Many of us enjoy volunteering our time to worthwhile projects in our church or community. We often combine our volunteer efforts with financial donations. It does not take long before word gets around that we are generous with our time and money. Suddenly everyone is asking us to volunteer one day a week or make generous donations to their cause. It can be overwhelming. Since few of us can say yes to every need, how can we narrow the list to make our time and money count?
Lauren Bush makes these three suggestions in the April 25, 2016 edition of Time magazine:
1. Get specific – pick one charitable organization where you can use your unique skills to make a difference. This allows you to meet specific needs with your specific skills instead of just being a general volunteer.
2. Become a regular – try to volunteer more than just occasionally so that you become a real part of the organization. If we care about the organization’s purpose, then we can leverage our time to make a significant difference.
3. Think about your time creatively – you may not be able to volunteer a whole day but can do an hour or two one evening on the way home from work, consider volunteering WITH your children so it becomes a family activity instead of taking away from it.
I think Lauren has some great advice on this topic. One of these things I have noticed is that sometimes people spread themselves too thin by volunteering for too many organizations or by trying to support too many causes financially. While we should practice a lifestyle of generosity, one $100 gift to an organization that we really care about makes more impact than ten $10 gifts to several charities that we know little about. Volunteering at the same place one time a week for an entire year can produce more long term results than volunteering randomly for different causes.
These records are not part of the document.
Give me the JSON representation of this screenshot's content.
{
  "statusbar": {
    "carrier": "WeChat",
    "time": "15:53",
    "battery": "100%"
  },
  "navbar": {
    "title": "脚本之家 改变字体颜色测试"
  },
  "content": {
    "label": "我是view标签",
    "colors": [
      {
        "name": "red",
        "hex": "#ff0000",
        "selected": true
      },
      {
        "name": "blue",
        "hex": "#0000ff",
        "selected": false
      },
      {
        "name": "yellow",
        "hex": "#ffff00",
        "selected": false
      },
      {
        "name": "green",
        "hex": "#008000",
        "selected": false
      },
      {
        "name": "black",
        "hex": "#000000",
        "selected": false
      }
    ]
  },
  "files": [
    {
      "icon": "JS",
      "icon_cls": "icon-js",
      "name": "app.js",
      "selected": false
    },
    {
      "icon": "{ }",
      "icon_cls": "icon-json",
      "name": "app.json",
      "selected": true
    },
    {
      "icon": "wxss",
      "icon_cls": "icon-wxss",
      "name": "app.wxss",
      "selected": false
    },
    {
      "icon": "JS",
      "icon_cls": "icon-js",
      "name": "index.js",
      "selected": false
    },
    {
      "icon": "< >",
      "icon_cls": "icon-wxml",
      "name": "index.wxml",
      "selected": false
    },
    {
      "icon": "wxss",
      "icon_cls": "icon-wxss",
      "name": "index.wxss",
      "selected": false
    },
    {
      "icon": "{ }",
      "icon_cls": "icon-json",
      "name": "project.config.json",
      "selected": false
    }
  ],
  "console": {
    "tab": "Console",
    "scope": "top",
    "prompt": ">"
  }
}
Though it might make us feel good to be involved in a lot of different things, feeling good should not really be our goal. (Read more about that here.) Our goal should be to make a difference. Focusing our time and money on fewer organizations so that we can do more for those causes will make a real difference.